Second Life has again been getting some fair press coverage, both directly and directly, of late. I’ve already written about the platform either being the focus of, or looked at as part of, two interesting articles published in Motherboard. Also during the week, Second Life was written about on this side of the Atlantic, as first reported by Ciaran Laval.

On April 28th the on-line edition of France’s Le Monde carried an article focused on Second Life, written by  Morgane Tual.  Bearing the delightfully French title Absurde, créatif et débauché : dix ans après, « Second Life » est toujours bien vivant (Absurd, creative and debauched: ten years later, “Second Life” is still alive), it weaves a wonderful introduction to the platform which cannot fail to have those of us immersed in this digital world smiling and / or nodding in agreement.

Morgane Taul: an engaging article on Second Life
Morgane Tual: an engaging article on Second Life

This is very much a hands-on, through-the-eyes look at Second Life, good and bad, written with an unabashed honesty and wonderment. Opening with a description of her initial time in Second Life and a (first?) encounter with another resident, Ms. Tual quickly informs her readers where she is and why she is there – and hints that what she has to say might come as a surprise for who might have heard of the platform at some point:

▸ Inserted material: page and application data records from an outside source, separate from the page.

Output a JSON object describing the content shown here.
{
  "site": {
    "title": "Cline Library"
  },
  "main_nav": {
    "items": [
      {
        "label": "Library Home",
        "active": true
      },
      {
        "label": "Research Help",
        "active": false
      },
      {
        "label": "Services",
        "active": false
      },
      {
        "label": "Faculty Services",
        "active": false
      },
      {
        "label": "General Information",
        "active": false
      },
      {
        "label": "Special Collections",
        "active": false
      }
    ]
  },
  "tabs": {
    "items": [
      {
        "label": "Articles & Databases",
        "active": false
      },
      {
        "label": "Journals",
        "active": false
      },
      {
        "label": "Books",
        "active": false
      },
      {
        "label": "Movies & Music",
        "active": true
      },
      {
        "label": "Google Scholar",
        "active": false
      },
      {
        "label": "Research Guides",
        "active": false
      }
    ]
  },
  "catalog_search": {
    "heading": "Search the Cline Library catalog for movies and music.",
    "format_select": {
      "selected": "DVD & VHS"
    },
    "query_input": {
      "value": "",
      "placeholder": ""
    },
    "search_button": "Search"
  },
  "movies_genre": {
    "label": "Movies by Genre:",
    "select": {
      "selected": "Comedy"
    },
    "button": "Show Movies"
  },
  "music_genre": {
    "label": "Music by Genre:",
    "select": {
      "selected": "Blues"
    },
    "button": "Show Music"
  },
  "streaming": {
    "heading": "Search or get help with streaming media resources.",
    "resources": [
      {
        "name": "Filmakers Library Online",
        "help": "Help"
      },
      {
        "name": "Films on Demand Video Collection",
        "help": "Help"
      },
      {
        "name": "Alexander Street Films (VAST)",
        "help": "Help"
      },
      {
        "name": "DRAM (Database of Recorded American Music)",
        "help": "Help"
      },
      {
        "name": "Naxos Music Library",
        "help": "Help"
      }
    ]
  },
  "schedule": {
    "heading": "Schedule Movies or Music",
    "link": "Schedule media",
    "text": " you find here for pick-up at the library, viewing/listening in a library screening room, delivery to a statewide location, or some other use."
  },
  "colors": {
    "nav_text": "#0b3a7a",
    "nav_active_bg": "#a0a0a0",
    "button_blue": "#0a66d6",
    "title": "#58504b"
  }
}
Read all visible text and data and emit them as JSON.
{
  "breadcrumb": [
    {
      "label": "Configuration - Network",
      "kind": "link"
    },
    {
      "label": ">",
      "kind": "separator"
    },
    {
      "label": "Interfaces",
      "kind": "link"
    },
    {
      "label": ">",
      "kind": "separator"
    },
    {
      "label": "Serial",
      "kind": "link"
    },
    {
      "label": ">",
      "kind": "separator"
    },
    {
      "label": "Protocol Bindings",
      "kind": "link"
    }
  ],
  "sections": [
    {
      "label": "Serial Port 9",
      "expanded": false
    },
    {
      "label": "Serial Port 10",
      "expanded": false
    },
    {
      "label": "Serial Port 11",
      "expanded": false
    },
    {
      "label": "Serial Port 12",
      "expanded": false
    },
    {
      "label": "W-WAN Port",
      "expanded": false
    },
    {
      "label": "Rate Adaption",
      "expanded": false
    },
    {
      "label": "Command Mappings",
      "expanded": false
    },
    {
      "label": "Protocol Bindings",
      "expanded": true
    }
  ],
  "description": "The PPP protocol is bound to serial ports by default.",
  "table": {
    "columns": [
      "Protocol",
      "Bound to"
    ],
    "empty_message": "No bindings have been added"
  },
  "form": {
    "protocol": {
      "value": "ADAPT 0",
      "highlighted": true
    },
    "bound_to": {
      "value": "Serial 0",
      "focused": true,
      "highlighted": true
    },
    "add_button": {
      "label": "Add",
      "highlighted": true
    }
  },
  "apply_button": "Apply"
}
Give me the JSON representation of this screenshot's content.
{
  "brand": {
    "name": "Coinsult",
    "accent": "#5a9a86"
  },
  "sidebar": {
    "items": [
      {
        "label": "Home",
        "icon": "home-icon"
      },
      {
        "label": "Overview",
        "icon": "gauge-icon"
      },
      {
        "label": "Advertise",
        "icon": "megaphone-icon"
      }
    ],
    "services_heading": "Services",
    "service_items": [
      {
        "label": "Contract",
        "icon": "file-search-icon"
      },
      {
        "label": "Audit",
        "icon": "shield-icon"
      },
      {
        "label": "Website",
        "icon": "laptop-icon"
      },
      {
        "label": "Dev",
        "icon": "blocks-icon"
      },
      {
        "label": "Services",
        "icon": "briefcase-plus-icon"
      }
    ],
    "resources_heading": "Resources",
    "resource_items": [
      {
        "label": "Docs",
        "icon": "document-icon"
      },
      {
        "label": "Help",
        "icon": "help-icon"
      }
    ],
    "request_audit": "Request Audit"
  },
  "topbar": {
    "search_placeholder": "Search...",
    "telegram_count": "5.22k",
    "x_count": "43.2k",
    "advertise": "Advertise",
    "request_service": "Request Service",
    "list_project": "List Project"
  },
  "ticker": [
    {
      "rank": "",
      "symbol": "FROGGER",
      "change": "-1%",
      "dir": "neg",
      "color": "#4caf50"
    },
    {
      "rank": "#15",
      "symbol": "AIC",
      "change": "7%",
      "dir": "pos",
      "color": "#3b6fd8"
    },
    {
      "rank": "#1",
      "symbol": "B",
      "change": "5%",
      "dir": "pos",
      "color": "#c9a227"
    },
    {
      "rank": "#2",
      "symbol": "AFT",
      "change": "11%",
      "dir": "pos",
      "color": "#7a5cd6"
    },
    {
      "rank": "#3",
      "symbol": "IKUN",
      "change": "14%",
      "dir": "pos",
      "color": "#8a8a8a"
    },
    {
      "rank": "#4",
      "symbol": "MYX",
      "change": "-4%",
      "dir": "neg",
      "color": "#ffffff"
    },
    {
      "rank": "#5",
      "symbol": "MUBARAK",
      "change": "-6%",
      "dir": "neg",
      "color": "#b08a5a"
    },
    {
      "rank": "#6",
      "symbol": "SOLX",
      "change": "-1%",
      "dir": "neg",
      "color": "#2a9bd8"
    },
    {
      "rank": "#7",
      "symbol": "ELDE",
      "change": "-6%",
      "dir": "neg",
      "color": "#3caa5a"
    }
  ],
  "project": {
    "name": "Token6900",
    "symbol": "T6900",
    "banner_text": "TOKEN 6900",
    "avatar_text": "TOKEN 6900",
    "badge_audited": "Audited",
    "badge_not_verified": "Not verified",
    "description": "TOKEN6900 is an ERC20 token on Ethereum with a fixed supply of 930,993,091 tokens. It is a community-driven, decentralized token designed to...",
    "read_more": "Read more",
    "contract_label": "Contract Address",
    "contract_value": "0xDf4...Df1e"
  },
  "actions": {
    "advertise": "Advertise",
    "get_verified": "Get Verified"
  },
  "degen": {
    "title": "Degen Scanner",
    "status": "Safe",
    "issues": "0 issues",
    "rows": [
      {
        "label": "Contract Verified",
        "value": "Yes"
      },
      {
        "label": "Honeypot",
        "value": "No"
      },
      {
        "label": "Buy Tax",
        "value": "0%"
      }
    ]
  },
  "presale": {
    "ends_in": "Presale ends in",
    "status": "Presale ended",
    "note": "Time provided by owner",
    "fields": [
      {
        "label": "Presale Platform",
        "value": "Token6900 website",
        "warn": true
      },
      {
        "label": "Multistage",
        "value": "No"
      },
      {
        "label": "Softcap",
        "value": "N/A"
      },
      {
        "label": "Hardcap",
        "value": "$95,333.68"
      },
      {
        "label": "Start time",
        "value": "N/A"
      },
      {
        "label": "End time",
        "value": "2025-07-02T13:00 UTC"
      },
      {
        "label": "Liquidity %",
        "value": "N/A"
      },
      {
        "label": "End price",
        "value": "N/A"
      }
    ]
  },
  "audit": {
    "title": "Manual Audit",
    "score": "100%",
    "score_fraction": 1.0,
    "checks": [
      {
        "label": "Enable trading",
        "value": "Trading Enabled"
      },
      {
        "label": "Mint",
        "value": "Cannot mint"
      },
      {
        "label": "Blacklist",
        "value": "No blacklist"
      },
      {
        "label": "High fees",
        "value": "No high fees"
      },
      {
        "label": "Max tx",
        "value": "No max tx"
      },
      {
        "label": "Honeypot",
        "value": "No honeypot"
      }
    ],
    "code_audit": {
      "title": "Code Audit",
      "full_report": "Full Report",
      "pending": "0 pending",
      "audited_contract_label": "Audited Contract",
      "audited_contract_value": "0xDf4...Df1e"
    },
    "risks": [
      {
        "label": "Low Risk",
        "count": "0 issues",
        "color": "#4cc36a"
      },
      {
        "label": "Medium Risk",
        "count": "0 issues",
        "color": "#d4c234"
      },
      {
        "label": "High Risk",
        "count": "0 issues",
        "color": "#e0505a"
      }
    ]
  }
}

Like me, some haggard and clumsy beginners landed on this strange beach to discover what remains of this game that occupied the headlines there about ten years. I expected to find, a decade later, a deserted world, ageing technology and a few cobwebs in the corners. It was exactly the opposite.

From this set-up we are lead on what is very much a personal voyage of discovery through Second Life. In it we encounter the realities of the platform – good and bad in equal measure,  each presented to us as they are encountered.

So it is we share in her wonder as she hops from place-to-place; her confusion (and that of others newcomers) in finding herself unceremoniously dumped at an infohub; the embarrassment that can occur simply as a result of clicking the wrong button, or in awkwardly accepting the help of another. We share in her delight in her discoveries of the music scene and in finding a place were she makes a new friend, Patti, a fellow French woman. From here we join her on a whirlwind tour of Second Life which take her to Hogwarts and thence via Star Wars, 221B Baker Street and a nightclub, to the Petit Trianon, Tatiana Dokuchic’s wonderful build in the Duché de Coeur, and a conversation with Tatiana herself.

Petit Trianon by Tatiana Dokuchic, featured in Absurde, créatif et débauché : dix ans après, « Second Life » est toujours bien vivant
Petit Trianon by Tatiana Dokuchic, featured in the Le Monde article by Morgane Tual

Interspersed with this are the assorted facts and figures from the Lab – the 900,000 monthly log-ins, the broad demographic, the economics of the platform, and so on, together with the usual potted history of the platform, all of which paints one of the clearest pictures of Second Life I’ve had the good fortune to read; one with a personal narrative free from the need to fall back on cliché or dogged by mocking observation.

Such is the narrative, we’re drawn directly into Ms. Tual’s experiences, all of which are related without judgement, but often with a real sense of joy and / or wonder. Of course, the sex is also there, but so too is the discovery that contrary to belief, Second life isn’t necessarily “all about the sex”, a point of view Ms. Tual fully embraces.

The breadth of possible engagement in Second Life is touched upon in other ways as well. Through the conversation with Tatiana, readers are introduced to the richness of opportunity for creativity in Second life. Art and entertainment are referred to – the latter supported by the inclusion of some hand-picked videos.

We also witness the tales of others, such as the guy who initially mocked the activities of SL users, regarding them as “losers”, only to himself become engrossed in the platform and all it offers. We are also – movingly – introduced to the way in which Second life bridges the physical / digital divide, very genuinely bringing people together when entire continents might otherwise separate them.

With videos and in-world images, personal tales, a frank narrative, Absurde, créatif et débauché : dix ans après, « Second Life » est toujours bien vivant is one of the most engaging pieces on second Life it has been my pleasure to read. Recommended.